The original CARS in 2006 is one of Pixar’s weaker efforts. Its box office performance did not nearly match its merchandising sales, with an estimated $5 billion in sales. After merchandising challenges like WALL-E and UP, it’s no surprise that the studio cashed in on this unnecessary sequel.
The first film had the presence of Paul Newman and a small shred of emotional resonance with the potential collapse of small-town America. Those two pluses are missing in CARS 2‘s busy, globe-trotting sequel. Instead, we get an uninteresting spy story revolving around alternative energy sources. The numerous races in exotic locales add nothing to the story. And Mater the Tow Truck (voiced by Larry the Gable Guy) now stars as the weak central character. The humor lacks the wit of earlier Pixar efforts. And if the crowd of children at my screening is any indication, they didn’t find it particularly funny or enjoyable either. So what does a film music fan do as the colorful film spins out of control? Listen to Michael Giacchino‘s energetic score.

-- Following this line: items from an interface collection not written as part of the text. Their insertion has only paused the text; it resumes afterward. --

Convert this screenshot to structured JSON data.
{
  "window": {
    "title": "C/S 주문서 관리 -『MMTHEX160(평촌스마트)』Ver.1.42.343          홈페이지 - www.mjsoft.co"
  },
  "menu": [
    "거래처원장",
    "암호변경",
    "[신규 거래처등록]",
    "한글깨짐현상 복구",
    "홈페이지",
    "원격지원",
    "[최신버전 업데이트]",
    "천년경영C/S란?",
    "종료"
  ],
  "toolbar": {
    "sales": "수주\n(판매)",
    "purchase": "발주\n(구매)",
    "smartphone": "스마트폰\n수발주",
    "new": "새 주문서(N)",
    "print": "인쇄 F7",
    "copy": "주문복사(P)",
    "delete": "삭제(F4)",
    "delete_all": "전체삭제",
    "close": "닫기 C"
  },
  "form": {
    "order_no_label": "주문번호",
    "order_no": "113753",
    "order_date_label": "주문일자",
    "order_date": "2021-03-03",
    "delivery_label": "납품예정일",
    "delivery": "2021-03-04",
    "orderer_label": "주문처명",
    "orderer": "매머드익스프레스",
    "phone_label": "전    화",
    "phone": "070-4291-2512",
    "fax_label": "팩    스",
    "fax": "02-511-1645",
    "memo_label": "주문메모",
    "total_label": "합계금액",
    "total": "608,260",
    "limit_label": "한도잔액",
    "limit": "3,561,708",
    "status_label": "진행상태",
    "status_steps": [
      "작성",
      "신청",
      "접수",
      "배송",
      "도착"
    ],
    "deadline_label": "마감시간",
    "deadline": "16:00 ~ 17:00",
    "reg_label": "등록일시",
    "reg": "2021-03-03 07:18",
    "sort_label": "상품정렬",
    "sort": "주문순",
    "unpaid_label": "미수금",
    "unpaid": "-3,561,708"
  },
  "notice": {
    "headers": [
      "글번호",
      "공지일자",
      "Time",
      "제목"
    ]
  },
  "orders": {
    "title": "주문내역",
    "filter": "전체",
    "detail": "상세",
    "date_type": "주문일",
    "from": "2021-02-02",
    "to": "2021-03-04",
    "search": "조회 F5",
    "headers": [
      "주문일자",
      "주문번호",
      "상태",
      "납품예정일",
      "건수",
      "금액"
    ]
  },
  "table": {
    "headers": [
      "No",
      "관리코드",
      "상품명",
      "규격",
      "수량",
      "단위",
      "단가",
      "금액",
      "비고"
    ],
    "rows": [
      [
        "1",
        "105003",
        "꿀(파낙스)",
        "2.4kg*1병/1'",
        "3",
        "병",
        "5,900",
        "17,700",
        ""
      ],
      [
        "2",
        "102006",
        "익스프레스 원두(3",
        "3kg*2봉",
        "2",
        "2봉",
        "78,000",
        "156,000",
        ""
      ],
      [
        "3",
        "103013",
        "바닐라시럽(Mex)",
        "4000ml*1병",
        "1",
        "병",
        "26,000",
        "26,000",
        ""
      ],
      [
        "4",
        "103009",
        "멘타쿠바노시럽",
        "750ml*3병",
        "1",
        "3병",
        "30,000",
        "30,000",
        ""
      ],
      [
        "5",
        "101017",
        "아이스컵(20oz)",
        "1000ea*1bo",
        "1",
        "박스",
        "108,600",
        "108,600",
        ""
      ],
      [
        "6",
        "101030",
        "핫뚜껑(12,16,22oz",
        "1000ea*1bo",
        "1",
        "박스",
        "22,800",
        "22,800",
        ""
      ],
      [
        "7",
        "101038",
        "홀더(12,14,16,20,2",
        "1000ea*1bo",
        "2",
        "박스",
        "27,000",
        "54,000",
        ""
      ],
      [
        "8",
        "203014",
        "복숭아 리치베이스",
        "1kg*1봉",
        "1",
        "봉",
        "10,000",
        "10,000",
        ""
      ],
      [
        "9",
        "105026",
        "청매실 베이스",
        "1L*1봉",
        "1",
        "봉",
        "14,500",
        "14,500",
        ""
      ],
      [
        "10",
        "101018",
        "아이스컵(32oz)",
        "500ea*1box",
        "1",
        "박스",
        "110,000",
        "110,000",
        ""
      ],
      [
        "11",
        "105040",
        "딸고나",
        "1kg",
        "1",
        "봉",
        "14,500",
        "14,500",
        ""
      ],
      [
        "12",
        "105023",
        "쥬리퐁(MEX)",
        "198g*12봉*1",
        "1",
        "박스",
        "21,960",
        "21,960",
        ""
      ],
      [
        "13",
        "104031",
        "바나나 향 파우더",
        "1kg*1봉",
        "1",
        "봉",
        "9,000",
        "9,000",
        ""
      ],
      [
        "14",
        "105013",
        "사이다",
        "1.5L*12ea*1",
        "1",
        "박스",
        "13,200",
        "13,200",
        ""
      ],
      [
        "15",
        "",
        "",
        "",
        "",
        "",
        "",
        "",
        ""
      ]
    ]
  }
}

With a catchy 8-bar main theme, Giacchino infuses the spy elements of the story (which is most of the film) with an INCREDIBLES/James Bond-like energy. Utilizing a ’60s Hammond organ sound, period percussion riffs, and a raucous, surfing electric guitar, the music provides drama and excitement to the lackluster story elements onscreen. Giacchino uses simple, repeated melodic and rhythmic to create tension.
The down-home “shucks” of Randy Newman’s CARS thankfully only comes into play in Mater’s banjo theme and briefly at the end of the film when the action returns to Radiator Springs. Giacchino masters the Wide World of Sports sound with the majestic fanfares and inspirational harmonies of “Porto Corsa.”
In a film where racing and international intrigue are central to the story, Giacchino’s score rarely rests for a pit stop. He injects what heart and emotion he can, but the film doesn’t give him many opportunities. He wisely stays away from creating Japanese, Italian, and British flavors to the score. Instead, the spy music gives the score a retro energy and feel reminiscent of Nelson Riddle’s excellent work on the 1966 BATMAN. Disposable country ballads and pallid covers pad the rest of the album.
Much like the characters in the film, all the race “tracks” tend to blend into each other. But it doesn’t matter. Giacchino’s music is far more sophisticated, especially in its orchestrations, than the film deserves. The score is a lot of fun and certainly sustained my interest on and off the screen. The film may crash and burn, but Giacchino’s score hums along like a well-oiled machine.